WHISTLER (AP) -- Petter Northug Jr finally got to do what he does best, and it ended the way it always does.
After getting in position to use his vaunted closing sprint for the first time at the Vancouver Olympics, Northug blew right past Germany's Axel Teichmann to give Norway the gold medal in the men's cross-country team sprint. Teichmann secured the silver medal for Germany, while Russia took bronze.
After being done in by a broken pole in the 30K pursuit -- his favorite event -- and bad skis on the 15K freestyle, there was nothing standing in Northug's way this time.
"I hoped to get my revenge," Northug said. "When I had the spot I had on the last leg, it was up to me again. And here we are."
Northug had been expected to dominate the cross-country events in Vancouver, but after three events he had only a bronze in the individual sprint. After his mishap in Saturday's pursuit, the triple world champion and World Cup leader was so angry that he refused to speak to reporters after the race -- leading to a storm of criticism and complaints back home.
Now he's smiling again.
"It was great what I did last year (at the worlds), but maybe even bigger today to become Olympic champion," he said. "With the start I had in these championships, maybe it feels even better now to reach my goal."
The freestyle event features a two-man relay, where each skier takes turns going three laps around a 1.6-kilometer course. The Norwegians finished in 19 minutes, 1 second to beat the German duo of Teichmann and Tim Tscharnke by 1.3 seconds. The Russian team of Nikolay Morilov and Alexey Petukhov was 1.5 seconds back in third.
Northug had to do the heavy lifting for Norway throughout the race as his partner Oeystein Pettersen struggled to keep up with his rivals. Pettersen only made the team after sprint specialist Ola Vigen Hattestad pulled out with a sore throat and couldn't match Tscharnke's pace on the fifth lap.
The German pulled away from the pack to give Teichmann a 2-second lead at the final exchange, leaving Northug and Petukhov to give chase.
They caught up on the last downhill section leading into the stadium, and the result was never in doubt after that as Northug flew past Teichmann to enter the final curve in the lead. After pumping his fist as he crossed the finish, Northug collapsed on his back as Pettersen jumped on top of him to celebrate the gold.
After thinking he wasn't going to make the team, Pettersen also finds himself being an Olympic champion.
"I was a little disappointed by my own effort," Pettersen said. "Of course I was lucky to have Petter there."
It wasn't the first time Teichmann has been beaten by Northug on the final sprint, and the German never challenged.
"I wasn't focused on him," Teichmann said. "I was only focused on my own race, and my own technique."
Tscharnke became the youngest man ever to win an Olympic cross-country skiing medal, at 20 years, 71 days.
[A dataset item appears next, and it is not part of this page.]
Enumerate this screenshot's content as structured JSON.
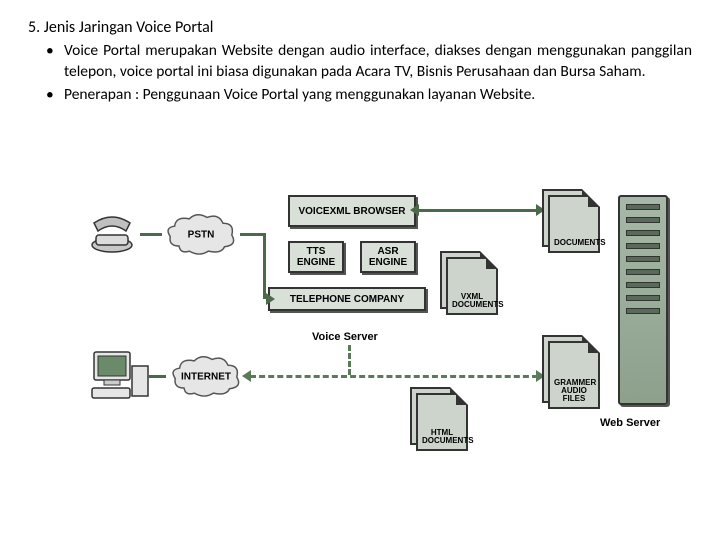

Canada was a surprising fourth-place finisher, with Kazakhstan in fifth. The United States made the final and finished ninth.
Defending champion Sweden missed the final after Teodor Peterson crashed and broke his pole during his first lap in the semifinal to fall behind. Although 30K pursuit gold medalist Marcus Hellner managed to catch up with the leaders, Peterson seemed banged up and lost ground on the final lap to finish eighth.
Peterson replaced Sweden's top sprinter Emil Joensson, who pulled out with an ear infection.
Belarus was heading for a place in the final before an embarrassing blunder by Leanid Karneyenka, who led the first semifinal heat but took a wrong turn after entering the ski stadium for the final time. After seeing all his competitors whizz by him on an outside track, Karneyenka realized his mistake and pulled up, bending over to hang his head in disappointment.
The spring-like weather conditions at Whistler Olympic Park continued Monday with temperatures around 50 F (9 C), leading to the unusual sight of some European fans lining the course in short sleeved-shirts -- or with no shirt at all.
French anchor Cyril Miranda followed suit, skiing the final in a short-sleeved top, but fell out contention after getting tangled up ahead of the fourth exchange.
Highlights from Steve Holcomb's momentous first two runs on Feb. 26, Day 15 of the 2010 Vancouver Winter Games. The Utah native's "Night Train" crew chats about their solid lead ahead of Canada's Lyndon Rush and Germany's Andre Lange.
John Papa and Duncan Kennedy discuss Steve Holcomb's lead halfway through the four-man bobsled competition and their predictions for Saturday's final two heats. Lewis Johnson also caught up with USA-2's John Napier, who was one of six sleds that experienced the wrath of the 50-50 curve on Friday, Day 15 of the 2010 Winter Games.